My husband and I chose to move to Canada from the U.S. after George W. Bush was re-elected in 2004 (assuming you believe he was elected the first time). We were seeking a better fit for our values—a place we felt was pro-environment and anti-war. One reason we left was a perceived “meanness” in U.S. politics—an increase in insulting people and dehumanizing, personal attacks. We’re raising kids, so avoiding the atmosphere of bullying was important to us. Like many others, we could see the tip of that iceberg that has resulted in the election of Donald Trump.Admittedly, I didn’t closely follow the Trump campaign. I didn’t listen to his speeches or read his platform, and I ignored the media coverage of his middle-of-the-night tweets. There’s a common phrase in U.S. politics: “Vote the bastards out!” It indicates a desire to wipe the slate clean and start over with elected officials who aren’t politically connected and are, ideally, more responsive to constituents.
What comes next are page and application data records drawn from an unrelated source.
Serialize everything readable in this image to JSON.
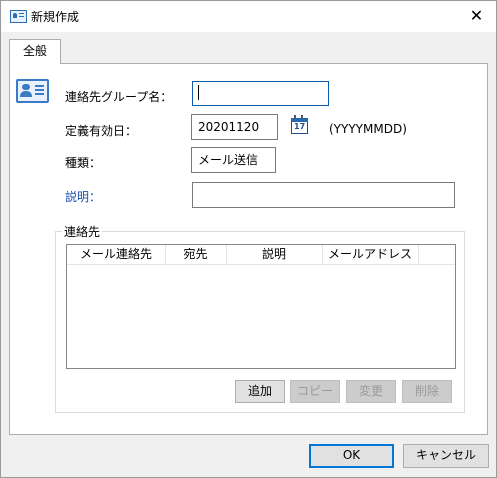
{
  "window": {
    "title": "新規作成",
    "close_glyph": "✕"
  },
  "tabs": [
    {
      "label": "全般"
    }
  ],
  "form": {
    "group_name_label": "連絡先グループ名：",
    "group_name_value": "",
    "expiry_label": "定義有効日：",
    "expiry_value": "20201120",
    "expiry_format_hint": "(YYYYMMDD)",
    "type_label": "種類：",
    "type_value": "メール送信",
    "description_label": "説明：",
    "description_value": ""
  },
  "contacts": {
    "group_label": "連絡先",
    "columns": [
      "メール連絡先",
      "宛先",
      "説明",
      "メールアドレス"
    ],
    "rows": [],
    "buttons": {
      "add": "追加",
      "copy": "コピー",
      "edit": "変更",
      "delete": "削除"
    }
  },
  "footer": {
    "ok": "OK",
    "cancel": "キャンセル"
  },
  "icons": {
    "title": "contact-card-icon",
    "form": "contact-card-icon",
    "calendar": "calendar-icon",
    "close": "close-icon"
  },
  "colors": {
    "accent": "#0078d7",
    "link_label": "#1a4fb3",
    "window_bg": "#f0f0f0"
  }
}
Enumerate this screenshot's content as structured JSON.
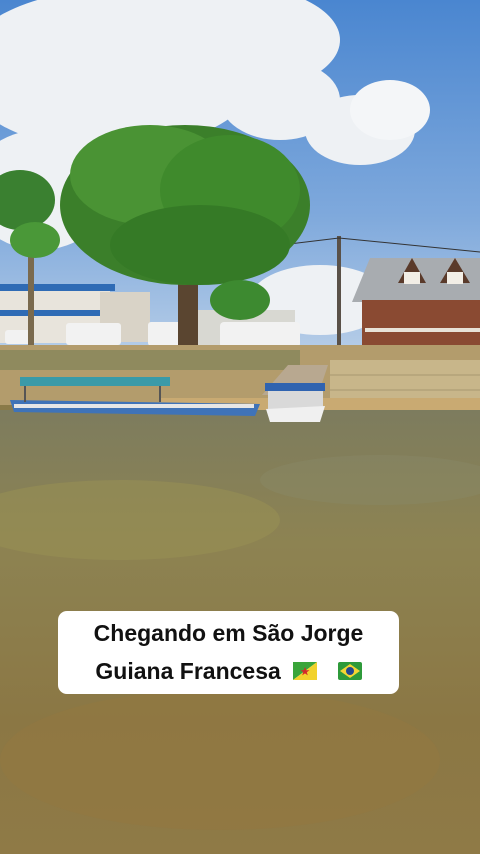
{
  "caption": {
    "line1": "Chegando em São Jorge",
    "line2": "Guiana Francesa"
  },
  "flags": [
    "french-guiana-flag-icon",
    "brazil-flag-icon"
  ],
  "colors": {
    "sky": "#5b8fd0",
    "river": "#8a7a48",
    "foliage": "#3f8a2c",
    "caption_bg": "#ffffff",
    "caption_text": "#111111"
  }
}
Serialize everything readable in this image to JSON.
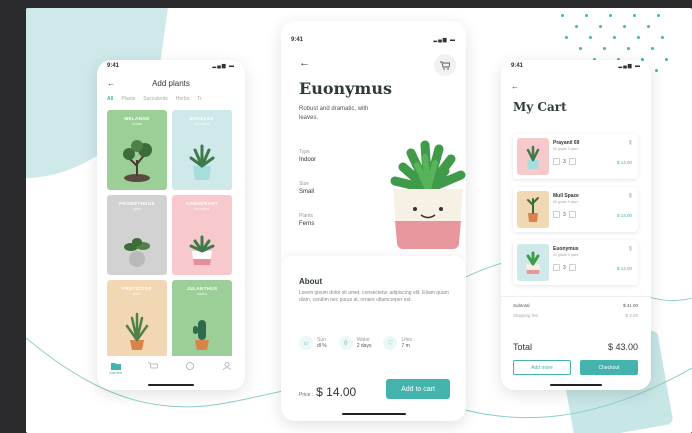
{
  "colors": {
    "accent": "#45b3ad",
    "mint": "#cfe9ea",
    "pink": "#f7c9cd",
    "green": "#9ccf98",
    "grey": "#d2d2d2",
    "tan": "#f1d7b4"
  },
  "plant_list": {
    "status_time": "9:41",
    "title": "Add plants",
    "categories": [
      "All",
      "Plants",
      "Succulents",
      "Herbs",
      "Tr"
    ],
    "cards": [
      {
        "name": "MELANGE",
        "sub": "bonsai"
      },
      {
        "name": "EXCELSA",
        "sub": "succulent"
      },
      {
        "name": "PROMETHEUS",
        "sub": "plant"
      },
      {
        "name": "CANVERANT",
        "sub": "succulent"
      },
      {
        "name": "FRUTICOSA",
        "sub": "plant"
      },
      {
        "name": "JULANTHUS",
        "sub": "cactus"
      }
    ],
    "tabs": [
      {
        "label": "Garden"
      }
    ]
  },
  "detail": {
    "status_time": "9:41",
    "title": "Euonymus",
    "description": "Robust and dramatic, with leaves.",
    "specs": [
      {
        "label": "Type",
        "value": "Indoor"
      },
      {
        "label": "Size",
        "value": "Small"
      },
      {
        "label": "Plants",
        "value": "Ferns"
      }
    ],
    "about_title": "About",
    "about_text": "Lorem ipsum dolor sit amet, consectetur adipiscing elit. Etiam quam diam, condim nec purus at, ornare ullamcorper est.",
    "features": [
      {
        "label": "Sun",
        "value": "dl %"
      },
      {
        "label": "Water",
        "value": "2 days"
      },
      {
        "label": "Lifes",
        "value": "7 m"
      }
    ],
    "price_label": "Price :",
    "price": "$ 14.00",
    "add_to_cart": "Add to cart"
  },
  "cart": {
    "status_time": "9:41",
    "title": "My Cart",
    "items": [
      {
        "name": "Prayanil 69",
        "sub": "50 grade 9 plant",
        "qty": "3",
        "price": "$ 14.00"
      },
      {
        "name": "Mull Spaze",
        "sub": "50 grade 9 plant",
        "qty": "3",
        "price": "$ 14.00"
      },
      {
        "name": "Euonymus",
        "sub": "50 grade 9 plant",
        "qty": "3",
        "price": "$ 14.00"
      }
    ],
    "subtotal_label": "Subtotal",
    "subtotal": "$ 41.00",
    "shipping_label": "Shipping fee",
    "shipping": "$ 2.00",
    "total_label": "Total",
    "total": "$ 43.00",
    "add_more": "Add more",
    "checkout": "Checkout"
  }
}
This is a way of showing dissatisfaction with the status quo and quickly changing things.Now I am paying closer attention, and it’s easy to see that Trump, while elected as an outsider, is going to be more of the same but in the worst way.Corporations have a lot of freedom and power in the U.S. They sometimes use it in ways that subjugate the workers and the environment. The economic advantage for the employer is often at the cost of people’s mental and physical health.This is what I fear is going to be the real Trump legacy—repealing the laws that protect people and the environment. According to The New York Times, Trump’s Cabinet selections are predicted to yield the richest group ever, many of them rich from exploiting labour and/or the environment.The long list of Cabinet candidates who have been chosen to take over the US government is already a dystopian nightmare. He’s chosen a staunch opponent of environmental causes to lead the agency set up to protect the environment. Trump’s choice for secretary of state is the former head of Exxon-Mobile. And his shocking candidate to lead education is someone who doesn’t believe in public education, who favours and makes money from schools-for-profit on the backs of children, and who believes guns might belong in schools.One thing I count on is this: my husband and I moved our family to Canada because it felt right. It’s the right home for us. While Trump-style politics have infiltrated our borders, I remain confident that most Canadians will reject this nonsense, that we will fervently protect our children from a culture of intimidation, that we’ll stand together to safeguard the civil society that makes Canada stand-out internationally, and that we will push back against any threat to our treasured natural spaces that make my adopted country so special to me and to my family.Kristina Jackson – Sierra Club Canada Foundation……………………………Kristina Jackson is a biologist, activist and mother now happily living with her family in Toronto, Ontario. In 1999, while in graduate school studying wetland restoration, Kristina discovered lasting environmental protection often comes via grassroots action. She has been a volunteer or staffer with Sierra Club ever since.